Here’s one writer’s take on the differences between writing for newspapers and magazines:
If you’re a freelance writer (or want to be one), you know it’s important to write the best article you can and turn it in on time. But wait — after you turn your article in, your job may be done, but your editor’s job has just started. In many cases, it’s her job (or the copy editor’s) to make sure your article conforms to the publication’s style sheet. The closer your article follows those rules, the less work for your editor, who will then think kindly upon you when making future assignments.

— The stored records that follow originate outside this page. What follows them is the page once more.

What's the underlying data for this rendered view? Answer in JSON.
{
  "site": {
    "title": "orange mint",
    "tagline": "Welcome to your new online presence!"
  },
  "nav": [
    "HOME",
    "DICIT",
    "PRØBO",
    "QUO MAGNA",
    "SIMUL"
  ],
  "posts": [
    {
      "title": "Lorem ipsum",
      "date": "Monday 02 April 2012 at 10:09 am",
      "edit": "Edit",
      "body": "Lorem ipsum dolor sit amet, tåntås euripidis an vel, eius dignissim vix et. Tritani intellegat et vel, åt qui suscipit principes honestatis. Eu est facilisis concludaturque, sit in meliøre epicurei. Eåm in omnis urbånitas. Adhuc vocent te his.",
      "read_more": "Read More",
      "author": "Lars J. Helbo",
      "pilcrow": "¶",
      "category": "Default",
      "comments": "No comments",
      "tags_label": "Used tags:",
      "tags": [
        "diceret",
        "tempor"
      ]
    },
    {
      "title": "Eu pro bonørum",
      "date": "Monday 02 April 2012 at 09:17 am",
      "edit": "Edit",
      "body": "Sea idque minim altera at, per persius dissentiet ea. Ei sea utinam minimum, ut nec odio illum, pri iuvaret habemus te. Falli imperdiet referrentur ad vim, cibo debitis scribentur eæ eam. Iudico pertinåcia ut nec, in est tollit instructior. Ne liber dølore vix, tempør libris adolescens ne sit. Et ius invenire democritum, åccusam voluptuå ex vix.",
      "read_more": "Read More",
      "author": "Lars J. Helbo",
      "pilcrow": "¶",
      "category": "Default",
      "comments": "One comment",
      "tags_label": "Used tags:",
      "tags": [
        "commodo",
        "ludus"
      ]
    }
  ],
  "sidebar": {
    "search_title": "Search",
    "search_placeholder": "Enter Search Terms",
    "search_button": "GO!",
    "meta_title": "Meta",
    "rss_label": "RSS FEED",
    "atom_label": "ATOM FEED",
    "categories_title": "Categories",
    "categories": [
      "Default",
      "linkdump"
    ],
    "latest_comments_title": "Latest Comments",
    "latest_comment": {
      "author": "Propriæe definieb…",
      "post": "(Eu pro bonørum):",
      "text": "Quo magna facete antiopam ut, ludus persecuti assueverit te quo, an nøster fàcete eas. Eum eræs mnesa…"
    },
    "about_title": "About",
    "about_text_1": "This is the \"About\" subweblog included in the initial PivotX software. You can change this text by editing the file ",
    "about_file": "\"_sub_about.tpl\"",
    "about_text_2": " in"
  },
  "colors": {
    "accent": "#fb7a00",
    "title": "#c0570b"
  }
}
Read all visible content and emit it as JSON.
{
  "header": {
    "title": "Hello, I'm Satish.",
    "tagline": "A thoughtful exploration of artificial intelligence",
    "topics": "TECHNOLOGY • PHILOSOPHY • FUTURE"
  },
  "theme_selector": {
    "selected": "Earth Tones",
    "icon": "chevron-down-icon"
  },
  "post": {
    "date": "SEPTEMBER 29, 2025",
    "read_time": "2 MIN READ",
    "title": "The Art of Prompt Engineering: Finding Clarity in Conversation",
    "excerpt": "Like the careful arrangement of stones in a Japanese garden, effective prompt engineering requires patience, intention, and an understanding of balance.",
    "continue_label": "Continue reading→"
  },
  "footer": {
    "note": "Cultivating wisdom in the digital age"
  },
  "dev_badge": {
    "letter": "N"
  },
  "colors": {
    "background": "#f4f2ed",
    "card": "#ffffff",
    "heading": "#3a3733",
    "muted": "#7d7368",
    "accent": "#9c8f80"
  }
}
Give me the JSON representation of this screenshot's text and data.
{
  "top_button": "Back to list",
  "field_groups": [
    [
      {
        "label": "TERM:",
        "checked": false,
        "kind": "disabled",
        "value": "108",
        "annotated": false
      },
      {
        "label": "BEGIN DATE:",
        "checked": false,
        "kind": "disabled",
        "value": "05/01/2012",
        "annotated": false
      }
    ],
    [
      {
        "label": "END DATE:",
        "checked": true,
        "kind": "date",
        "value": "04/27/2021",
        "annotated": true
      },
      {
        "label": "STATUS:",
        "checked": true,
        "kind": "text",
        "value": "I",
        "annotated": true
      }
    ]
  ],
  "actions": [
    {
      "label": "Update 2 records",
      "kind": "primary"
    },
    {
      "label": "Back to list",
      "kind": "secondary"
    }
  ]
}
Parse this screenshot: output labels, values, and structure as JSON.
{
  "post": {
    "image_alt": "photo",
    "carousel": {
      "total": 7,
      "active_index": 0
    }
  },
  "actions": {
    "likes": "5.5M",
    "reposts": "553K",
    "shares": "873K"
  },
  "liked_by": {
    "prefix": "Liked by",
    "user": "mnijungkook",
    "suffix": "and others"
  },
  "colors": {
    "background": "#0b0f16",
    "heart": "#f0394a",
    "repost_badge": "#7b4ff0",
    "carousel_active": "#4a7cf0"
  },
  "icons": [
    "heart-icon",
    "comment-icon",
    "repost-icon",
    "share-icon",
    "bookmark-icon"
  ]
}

A magazine’s style sheet is its list of rules covering everything from what words are capitalized to what numbers are spelled out. Each publication has its own set of rules, although many style sheets have a lot in common. To make sure you aren’t breaking those rules, ask for a copy of the publication’s style sheet. If none is available, take a few minutes to study the publication and ask yourself: Are the titles of books put in quotation marks or italics? Are there certain words that are abbreviated? In headlines, what letters are uppercase? Or you can compare your submitted copy with the published version and note any differences. Understanding those style issues can go a long way toward getting that next assignment.